    This work concerns metrics for evaluating microarchitectural enhancements to improve processor lifetime reliability. A commonly reported reliability metric is mean time to failure (MTTF). Although the MTTF metric is simpler to evaluate, it does not provide information on the reliability characteristics during the relatively short operational life of commodity processors. An alternate metric is nTTF, which represents the time to failure of n% of the processor population. nTTF is a more informative metric for the (short) portion of the lifetime that is relevant to the end- user, but determining it requires knowledge of the distribution of processor failure times which is generally hard to obtain. The goals of this paper are (1) to determine if the choice of metric has a quantitative impact on architecture-level reliability analysis and modern superscalar processor designs and (2) to build a fundamental understanding of why and when MTTF- and nTTF- driven analysis result in different designs. We show through an in- depth analysis that, in general, the nTTF metric differs significantly from the MTTF metric, and using MTTF as a proxy for nTTF leads to sub-optimal designs. Additionally, our analysis introduces the concept of relative vulnerability factor (RVF) for different processor components to guide reliability-aware design. We show that the difference between nTTF- and MTTF-driven design largely occurs because the relative vulnerabilities of the processor components change over the processor lifetime, making the optimal design choice dependent on the amount of time the processor is expected to be used. View full abstract»

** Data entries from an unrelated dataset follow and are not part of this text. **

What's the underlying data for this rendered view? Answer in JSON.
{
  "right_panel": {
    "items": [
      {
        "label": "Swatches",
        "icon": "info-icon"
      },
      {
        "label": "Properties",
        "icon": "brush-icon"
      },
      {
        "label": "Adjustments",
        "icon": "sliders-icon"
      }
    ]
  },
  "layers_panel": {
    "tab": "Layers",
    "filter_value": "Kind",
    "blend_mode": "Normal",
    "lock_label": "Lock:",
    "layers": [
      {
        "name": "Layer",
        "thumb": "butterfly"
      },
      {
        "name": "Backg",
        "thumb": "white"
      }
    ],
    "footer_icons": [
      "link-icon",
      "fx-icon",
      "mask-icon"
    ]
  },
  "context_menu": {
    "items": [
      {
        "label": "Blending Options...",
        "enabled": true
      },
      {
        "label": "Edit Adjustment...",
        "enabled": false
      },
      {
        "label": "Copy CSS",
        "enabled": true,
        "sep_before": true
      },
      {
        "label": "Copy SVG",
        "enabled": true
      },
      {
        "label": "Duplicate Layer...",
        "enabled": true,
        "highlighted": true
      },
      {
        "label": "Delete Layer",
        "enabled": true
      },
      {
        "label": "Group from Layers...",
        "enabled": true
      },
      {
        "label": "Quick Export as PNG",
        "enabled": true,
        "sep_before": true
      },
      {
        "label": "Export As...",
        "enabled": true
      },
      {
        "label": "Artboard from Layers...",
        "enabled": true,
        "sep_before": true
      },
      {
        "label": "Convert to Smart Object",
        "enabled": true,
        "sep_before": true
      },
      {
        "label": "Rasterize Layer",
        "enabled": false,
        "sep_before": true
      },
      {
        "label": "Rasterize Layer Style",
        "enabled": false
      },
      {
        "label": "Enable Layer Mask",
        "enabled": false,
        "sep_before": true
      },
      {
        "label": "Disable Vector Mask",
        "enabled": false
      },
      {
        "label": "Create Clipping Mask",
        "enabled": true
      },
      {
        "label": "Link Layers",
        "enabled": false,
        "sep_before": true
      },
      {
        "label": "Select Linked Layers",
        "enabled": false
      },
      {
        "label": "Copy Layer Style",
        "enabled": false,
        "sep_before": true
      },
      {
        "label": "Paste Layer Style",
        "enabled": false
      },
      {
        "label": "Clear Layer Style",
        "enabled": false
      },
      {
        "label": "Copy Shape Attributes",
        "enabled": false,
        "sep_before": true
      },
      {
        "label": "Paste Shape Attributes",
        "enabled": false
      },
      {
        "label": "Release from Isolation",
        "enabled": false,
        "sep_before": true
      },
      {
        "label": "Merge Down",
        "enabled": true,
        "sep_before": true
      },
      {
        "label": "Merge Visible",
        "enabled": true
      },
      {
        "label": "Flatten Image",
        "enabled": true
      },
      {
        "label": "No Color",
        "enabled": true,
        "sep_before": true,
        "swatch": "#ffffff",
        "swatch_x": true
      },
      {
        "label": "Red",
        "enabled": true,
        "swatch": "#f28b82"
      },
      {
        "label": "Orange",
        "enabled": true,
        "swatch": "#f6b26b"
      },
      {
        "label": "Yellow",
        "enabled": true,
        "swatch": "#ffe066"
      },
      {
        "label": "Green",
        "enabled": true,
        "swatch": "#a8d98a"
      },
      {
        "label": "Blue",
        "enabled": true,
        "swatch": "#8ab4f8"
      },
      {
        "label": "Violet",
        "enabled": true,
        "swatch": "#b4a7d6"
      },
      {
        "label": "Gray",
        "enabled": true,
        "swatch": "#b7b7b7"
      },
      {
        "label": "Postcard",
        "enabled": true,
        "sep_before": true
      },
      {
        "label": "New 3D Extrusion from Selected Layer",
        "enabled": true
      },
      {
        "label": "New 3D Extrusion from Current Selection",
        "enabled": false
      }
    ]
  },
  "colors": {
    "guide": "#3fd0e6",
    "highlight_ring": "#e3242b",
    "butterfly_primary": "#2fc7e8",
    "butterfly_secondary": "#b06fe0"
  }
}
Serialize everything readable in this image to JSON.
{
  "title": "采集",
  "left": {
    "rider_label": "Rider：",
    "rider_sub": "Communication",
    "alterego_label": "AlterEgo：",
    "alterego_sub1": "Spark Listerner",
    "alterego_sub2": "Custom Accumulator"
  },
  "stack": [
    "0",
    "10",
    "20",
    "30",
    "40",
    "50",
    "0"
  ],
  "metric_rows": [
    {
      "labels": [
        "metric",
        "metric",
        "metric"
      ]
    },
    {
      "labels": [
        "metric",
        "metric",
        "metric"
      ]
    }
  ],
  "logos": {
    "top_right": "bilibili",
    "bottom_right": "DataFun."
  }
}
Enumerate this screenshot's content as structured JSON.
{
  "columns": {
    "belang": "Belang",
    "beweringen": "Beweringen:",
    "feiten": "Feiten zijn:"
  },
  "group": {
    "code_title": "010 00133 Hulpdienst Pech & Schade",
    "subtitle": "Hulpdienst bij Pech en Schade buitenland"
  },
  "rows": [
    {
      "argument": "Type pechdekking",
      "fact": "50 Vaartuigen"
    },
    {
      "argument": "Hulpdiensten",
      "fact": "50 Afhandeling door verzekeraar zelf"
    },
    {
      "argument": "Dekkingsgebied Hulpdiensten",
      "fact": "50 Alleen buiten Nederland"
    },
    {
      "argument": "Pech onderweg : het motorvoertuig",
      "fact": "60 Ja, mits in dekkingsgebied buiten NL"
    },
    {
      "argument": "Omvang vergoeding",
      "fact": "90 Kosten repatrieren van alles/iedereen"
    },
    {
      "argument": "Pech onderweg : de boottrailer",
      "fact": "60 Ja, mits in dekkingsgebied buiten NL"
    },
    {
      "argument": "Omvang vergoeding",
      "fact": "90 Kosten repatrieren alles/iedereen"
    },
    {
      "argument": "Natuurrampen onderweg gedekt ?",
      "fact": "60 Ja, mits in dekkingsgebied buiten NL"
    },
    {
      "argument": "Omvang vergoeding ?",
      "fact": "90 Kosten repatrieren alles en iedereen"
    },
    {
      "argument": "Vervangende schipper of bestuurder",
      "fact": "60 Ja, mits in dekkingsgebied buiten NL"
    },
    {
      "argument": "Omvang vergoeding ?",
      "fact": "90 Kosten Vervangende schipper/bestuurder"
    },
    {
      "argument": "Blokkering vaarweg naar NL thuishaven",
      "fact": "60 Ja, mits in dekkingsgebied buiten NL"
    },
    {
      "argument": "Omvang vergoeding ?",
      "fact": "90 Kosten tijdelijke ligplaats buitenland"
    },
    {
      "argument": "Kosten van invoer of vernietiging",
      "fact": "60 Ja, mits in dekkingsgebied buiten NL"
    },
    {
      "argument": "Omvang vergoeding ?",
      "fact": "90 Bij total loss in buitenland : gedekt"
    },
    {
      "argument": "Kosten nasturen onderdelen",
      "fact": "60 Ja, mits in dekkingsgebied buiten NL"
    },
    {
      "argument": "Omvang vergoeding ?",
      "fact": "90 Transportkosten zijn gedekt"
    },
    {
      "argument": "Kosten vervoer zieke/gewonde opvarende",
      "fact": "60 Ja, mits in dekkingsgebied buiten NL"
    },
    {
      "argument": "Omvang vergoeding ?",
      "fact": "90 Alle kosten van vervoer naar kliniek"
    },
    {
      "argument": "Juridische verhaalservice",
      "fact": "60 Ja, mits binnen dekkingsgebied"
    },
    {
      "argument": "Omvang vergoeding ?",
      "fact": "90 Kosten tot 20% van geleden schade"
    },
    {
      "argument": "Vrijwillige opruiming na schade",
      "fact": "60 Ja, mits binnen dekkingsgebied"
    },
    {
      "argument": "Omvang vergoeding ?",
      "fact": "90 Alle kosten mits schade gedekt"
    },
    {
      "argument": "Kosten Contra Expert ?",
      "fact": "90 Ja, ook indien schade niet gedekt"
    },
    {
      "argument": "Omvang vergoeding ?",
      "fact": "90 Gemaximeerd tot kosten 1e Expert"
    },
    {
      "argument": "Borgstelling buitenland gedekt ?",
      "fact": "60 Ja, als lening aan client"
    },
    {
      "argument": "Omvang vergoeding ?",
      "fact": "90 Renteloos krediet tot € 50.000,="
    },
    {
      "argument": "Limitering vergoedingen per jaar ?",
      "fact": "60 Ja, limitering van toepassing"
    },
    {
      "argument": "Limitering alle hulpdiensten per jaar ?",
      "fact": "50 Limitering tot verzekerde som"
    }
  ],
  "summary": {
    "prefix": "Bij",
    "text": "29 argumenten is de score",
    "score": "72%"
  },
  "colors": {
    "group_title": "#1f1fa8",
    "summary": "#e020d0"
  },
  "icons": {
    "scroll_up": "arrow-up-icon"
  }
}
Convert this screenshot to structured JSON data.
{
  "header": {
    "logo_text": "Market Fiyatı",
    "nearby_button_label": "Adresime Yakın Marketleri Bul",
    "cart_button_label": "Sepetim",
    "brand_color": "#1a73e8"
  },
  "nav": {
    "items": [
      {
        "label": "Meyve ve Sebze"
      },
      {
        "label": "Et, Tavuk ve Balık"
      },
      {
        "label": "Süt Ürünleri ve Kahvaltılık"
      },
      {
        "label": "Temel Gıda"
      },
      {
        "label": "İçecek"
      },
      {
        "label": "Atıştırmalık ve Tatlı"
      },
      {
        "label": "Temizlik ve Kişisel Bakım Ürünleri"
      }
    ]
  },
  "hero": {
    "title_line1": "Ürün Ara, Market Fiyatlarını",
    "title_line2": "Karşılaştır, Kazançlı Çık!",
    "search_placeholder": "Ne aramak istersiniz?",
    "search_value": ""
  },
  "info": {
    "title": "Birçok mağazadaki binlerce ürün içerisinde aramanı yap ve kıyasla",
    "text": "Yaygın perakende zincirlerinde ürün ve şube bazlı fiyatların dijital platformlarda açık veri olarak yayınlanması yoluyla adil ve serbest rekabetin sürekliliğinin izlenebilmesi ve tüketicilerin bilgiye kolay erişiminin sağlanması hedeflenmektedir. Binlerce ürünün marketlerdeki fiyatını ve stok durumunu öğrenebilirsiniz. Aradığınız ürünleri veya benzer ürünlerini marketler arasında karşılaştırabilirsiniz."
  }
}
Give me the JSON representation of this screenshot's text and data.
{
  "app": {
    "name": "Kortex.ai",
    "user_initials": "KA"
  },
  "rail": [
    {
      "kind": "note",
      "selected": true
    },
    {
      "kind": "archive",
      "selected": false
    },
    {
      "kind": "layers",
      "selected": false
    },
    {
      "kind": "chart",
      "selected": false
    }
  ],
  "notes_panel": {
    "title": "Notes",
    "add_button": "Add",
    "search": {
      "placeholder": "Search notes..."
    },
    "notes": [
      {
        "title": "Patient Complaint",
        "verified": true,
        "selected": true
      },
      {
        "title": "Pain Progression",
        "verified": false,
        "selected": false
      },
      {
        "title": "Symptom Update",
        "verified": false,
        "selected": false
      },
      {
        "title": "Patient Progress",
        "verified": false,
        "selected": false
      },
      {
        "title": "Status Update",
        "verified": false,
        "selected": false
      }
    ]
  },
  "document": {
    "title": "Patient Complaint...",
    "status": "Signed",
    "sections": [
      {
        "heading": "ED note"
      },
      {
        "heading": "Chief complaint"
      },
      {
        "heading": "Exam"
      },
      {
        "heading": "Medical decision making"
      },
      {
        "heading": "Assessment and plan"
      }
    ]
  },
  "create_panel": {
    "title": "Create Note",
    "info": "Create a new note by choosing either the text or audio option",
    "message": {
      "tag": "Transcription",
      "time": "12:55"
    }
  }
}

    Full text access may be available. Click article title to sign in or learn about subscription options.